→ **Problem details**
No pictures go in the copy; everything else in the records below must be output exactly.

→ **Working data**
◇ ◇ ◇ ◇ ◇
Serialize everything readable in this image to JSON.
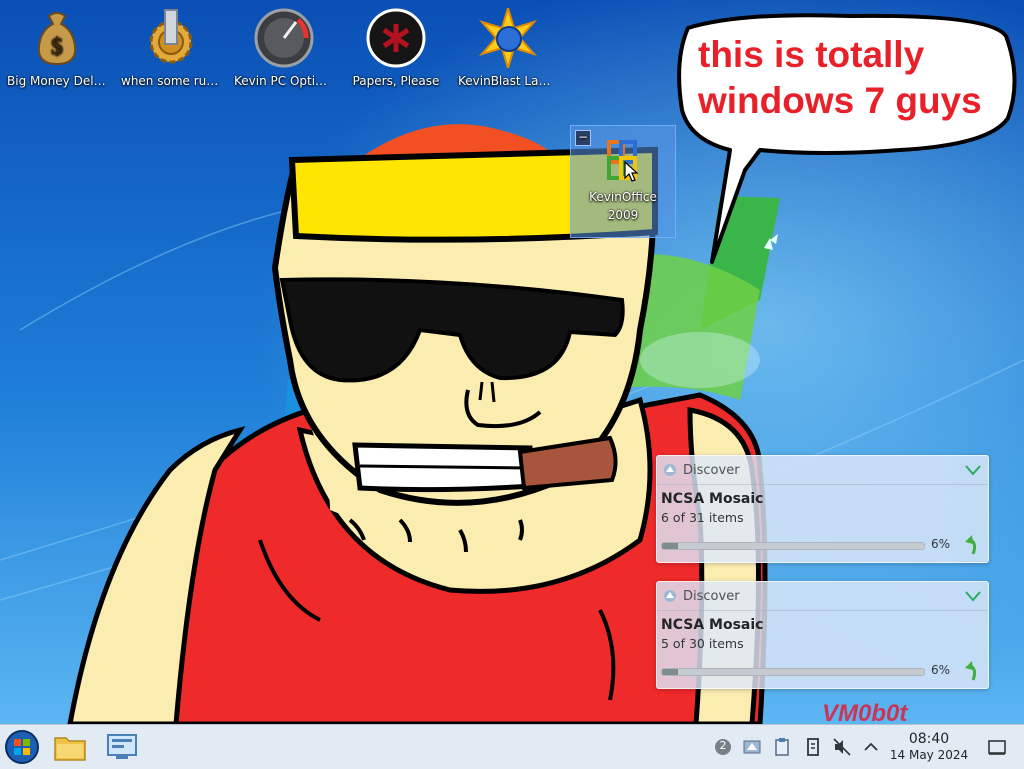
{
  "desktop": {
    "icons": [
      {
        "label": "Big Money Deluxe",
        "icon": "money-bag-icon"
      },
      {
        "label": "when some russian runs a...",
        "icon": "gear-icon"
      },
      {
        "label": "Kevin PC Optimizer Ho...",
        "icon": "speedometer-icon"
      },
      {
        "label": "Papers, Please",
        "icon": "emblem-icon"
      },
      {
        "label": "KevinBlast Launcher",
        "icon": "starburst-globe-icon"
      },
      {
        "label": "KevinOffice 2009",
        "icon": "office-logo-icon",
        "selected": true
      }
    ],
    "bubble_text": "this is totally\nwindows 7 guys",
    "watermark": "VM0b0t"
  },
  "notifications": [
    {
      "app": "Discover",
      "title": "NCSA Mosaic",
      "subtitle": "6 of 31 items",
      "progress_percent": 6,
      "progress_label": "6%"
    },
    {
      "app": "Discover",
      "title": "NCSA Mosaic",
      "subtitle": "5 of 30 items",
      "progress_percent": 6,
      "progress_label": "6%"
    }
  ],
  "taskbar": {
    "launchers": [
      {
        "icon": "start-orb-icon"
      },
      {
        "icon": "folder-icon"
      },
      {
        "icon": "explorer-icon"
      }
    ],
    "tray": {
      "notification_count": "2",
      "icons": [
        "badge-icon",
        "discover-icon",
        "clipboard-icon",
        "device-icon",
        "volume-muted-icon",
        "chevron-up-icon"
      ]
    },
    "clock": {
      "time": "08:40",
      "date": "14 May 2024"
    }
  },
  "colors": {
    "sky_top": "#0a4fb5",
    "sky_bottom": "#49a8ee",
    "accent_red": "#e8202a",
    "notification_bg": "#dde8f8",
    "taskbar_bg": "#e0e8f2"
  }
}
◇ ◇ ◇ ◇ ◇
→ **Finished task**
Serialize everything readable in this image to JSON.
{
  "desktop": {
    "icons": [
      {
        "label": "Big Money Deluxe",
        "icon": "money-bag-icon"
      },
      {
        "label": "when some russian runs a...",
        "icon": "gear-icon"
      },
      {
        "label": "Kevin PC Optimizer Ho...",
        "icon": "speedometer-icon"
      },
      {
        "label": "Papers, Please",
        "icon": "emblem-icon"
      },
      {
        "label": "KevinBlast Launcher",
        "icon": "starburst-globe-icon"
      },
      {
        "label": "KevinOffice 2009",
        "icon": "office-logo-icon",
        "selected": true
      }
    ],
    "bubble_text": "this is totally\nwindows 7 guys",
    "watermark": "VM0b0t"
  },
  "notifications": [
    {
      "app": "Discover",
      "title": "NCSA Mosaic",
      "subtitle": "6 of 31 items",
      "progress_percent": 6,
      "progress_label": "6%"
    },
    {
      "app": "Discover",
      "title": "NCSA Mosaic",
      "subtitle": "5 of 30 items",
      "progress_percent": 6,
      "progress_label": "6%"
    }
  ],
  "taskbar": {
    "launchers": [
      {
        "icon": "start-orb-icon"
      },
      {
        "icon": "folder-icon"
      },
      {
        "icon": "explorer-icon"
      }
    ],
    "tray": {
      "notification_count": "2",
      "icons": [
        "badge-icon",
        "discover-icon",
        "clipboard-icon",
        "device-icon",
        "volume-muted-icon",
        "chevron-up-icon"
      ]
    },
    "clock": {
      "time": "08:40",
      "date": "14 May 2024"
    }
  },
  "colors": {
    "sky_top": "#0a4fb5",
    "sky_bottom": "#49a8ee",
    "accent_red": "#e8202a",
    "notification_bg": "#dde8f8",
    "taskbar_bg": "#e0e8f2"
  }
}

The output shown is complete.